EXERCISE DETAILS:
An exact copy of the records is required, minus the pictures they hold.
######
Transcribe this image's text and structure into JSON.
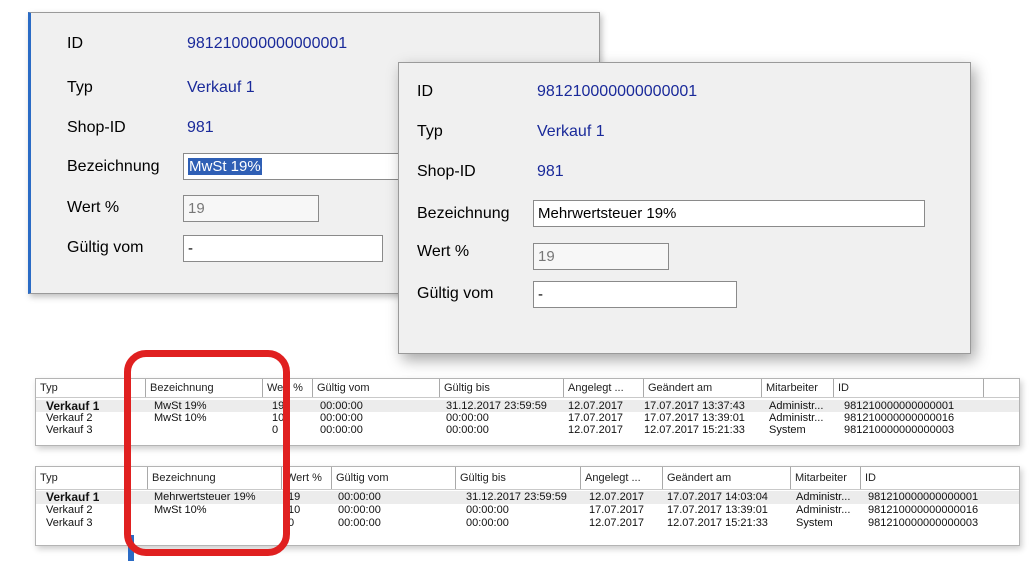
{
  "dialog_old": {
    "id_label": "ID",
    "id_value": "981210000000000001",
    "typ_label": "Typ",
    "typ_value": "Verkauf 1",
    "shop_label": "Shop-ID",
    "shop_value": "981",
    "bez_label": "Bezeichnung",
    "bez_value": "MwSt 19%",
    "wert_label": "Wert %",
    "wert_value": "19",
    "gueltig_label": "Gültig vom",
    "gueltig_value": "-"
  },
  "dialog_new": {
    "id_label": "ID",
    "id_value": "981210000000000001",
    "typ_label": "Typ",
    "typ_value": "Verkauf 1",
    "shop_label": "Shop-ID",
    "shop_value": "981",
    "bez_label": "Bezeichnung",
    "bez_value": "Mehrwertsteuer 19%",
    "wert_label": "Wert %",
    "wert_value": "19",
    "gueltig_label": "Gültig vom",
    "gueltig_value": "-"
  },
  "grid_old": {
    "headers": [
      "Typ",
      "Bezeichnung",
      "Wert %",
      "Gültig vom",
      "Gültig bis",
      "Angelegt ...",
      "Geändert am",
      "Mitarbeiter",
      "ID"
    ],
    "rows": [
      [
        "Verkauf 1",
        "MwSt 19%",
        "19",
        "00:00:00",
        "31.12.2017 23:59:59",
        "12.07.2017",
        "17.07.2017 13:37:43",
        "Administr...",
        "981210000000000001"
      ],
      [
        "Verkauf 2",
        "MwSt 10%",
        "10",
        "00:00:00",
        "00:00:00",
        "17.07.2017",
        "17.07.2017 13:39:01",
        "Administr...",
        "981210000000000016"
      ],
      [
        "Verkauf 3",
        "",
        "0",
        "00:00:00",
        "00:00:00",
        "12.07.2017",
        "12.07.2017 15:21:33",
        "System",
        "981210000000000003"
      ]
    ]
  },
  "grid_new": {
    "headers": [
      "Typ",
      "Bezeichnung",
      "Wert %",
      "Gültig vom",
      "Gültig bis",
      "Angelegt ...",
      "Geändert am",
      "Mitarbeiter",
      "ID"
    ],
    "rows": [
      [
        "Verkauf 1",
        "Mehrwertsteuer 19%",
        "19",
        "00:00:00",
        "31.12.2017 23:59:59",
        "12.07.2017",
        "17.07.2017 14:03:04",
        "Administr...",
        "981210000000000001"
      ],
      [
        "Verkauf 2",
        "MwSt 10%",
        "10",
        "00:00:00",
        "00:00:00",
        "17.07.2017",
        "17.07.2017 13:39:01",
        "Administr...",
        "981210000000000016"
      ],
      [
        "Verkauf 3",
        "",
        "0",
        "00:00:00",
        "00:00:00",
        "12.07.2017",
        "12.07.2017 15:21:33",
        "System",
        "981210000000000003"
      ]
    ]
  },
  "colors": {
    "highlight": "#e02020",
    "value_text": "#1a2a9a",
    "selection": "#2f5fb5"
  }
}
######
ANSWER AREA:
Transcribe this image's text and structure into JSON.
{
  "dialog_old": {
    "id_label": "ID",
    "id_value": "981210000000000001",
    "typ_label": "Typ",
    "typ_value": "Verkauf 1",
    "shop_label": "Shop-ID",
    "shop_value": "981",
    "bez_label": "Bezeichnung",
    "bez_value": "MwSt 19%",
    "wert_label": "Wert %",
    "wert_value": "19",
    "gueltig_label": "Gültig vom",
    "gueltig_value": "-"
  },
  "dialog_new": {
    "id_label": "ID",
    "id_value": "981210000000000001",
    "typ_label": "Typ",
    "typ_value": "Verkauf 1",
    "shop_label": "Shop-ID",
    "shop_value": "981",
    "bez_label": "Bezeichnung",
    "bez_value": "Mehrwertsteuer 19%",
    "wert_label": "Wert %",
    "wert_value": "19",
    "gueltig_label": "Gültig vom",
    "gueltig_value": "-"
  },
  "grid_old": {
    "headers": [
      "Typ",
      "Bezeichnung",
      "Wert %",
      "Gültig vom",
      "Gültig bis",
      "Angelegt ...",
      "Geändert am",
      "Mitarbeiter",
      "ID"
    ],
    "rows": [
      [
        "Verkauf 1",
        "MwSt 19%",
        "19",
        "00:00:00",
        "31.12.2017 23:59:59",
        "12.07.2017",
        "17.07.2017 13:37:43",
        "Administr...",
        "981210000000000001"
      ],
      [
        "Verkauf 2",
        "MwSt 10%",
        "10",
        "00:00:00",
        "00:00:00",
        "17.07.2017",
        "17.07.2017 13:39:01",
        "Administr...",
        "981210000000000016"
      ],
      [
        "Verkauf 3",
        "",
        "0",
        "00:00:00",
        "00:00:00",
        "12.07.2017",
        "12.07.2017 15:21:33",
        "System",
        "981210000000000003"
      ]
    ]
  },
  "grid_new": {
    "headers": [
      "Typ",
      "Bezeichnung",
      "Wert %",
      "Gültig vom",
      "Gültig bis",
      "Angelegt ...",
      "Geändert am",
      "Mitarbeiter",
      "ID"
    ],
    "rows": [
      [
        "Verkauf 1",
        "Mehrwertsteuer 19%",
        "19",
        "00:00:00",
        "31.12.2017 23:59:59",
        "12.07.2017",
        "17.07.2017 14:03:04",
        "Administr...",
        "981210000000000001"
      ],
      [
        "Verkauf 2",
        "MwSt 10%",
        "10",
        "00:00:00",
        "00:00:00",
        "17.07.2017",
        "17.07.2017 13:39:01",
        "Administr...",
        "981210000000000016"
      ],
      [
        "Verkauf 3",
        "",
        "0",
        "00:00:00",
        "00:00:00",
        "12.07.2017",
        "12.07.2017 15:21:33",
        "System",
        "981210000000000003"
      ]
    ]
  },
  "colors": {
    "highlight": "#e02020",
    "value_text": "#1a2a9a",
    "selection": "#2f5fb5"
  }
}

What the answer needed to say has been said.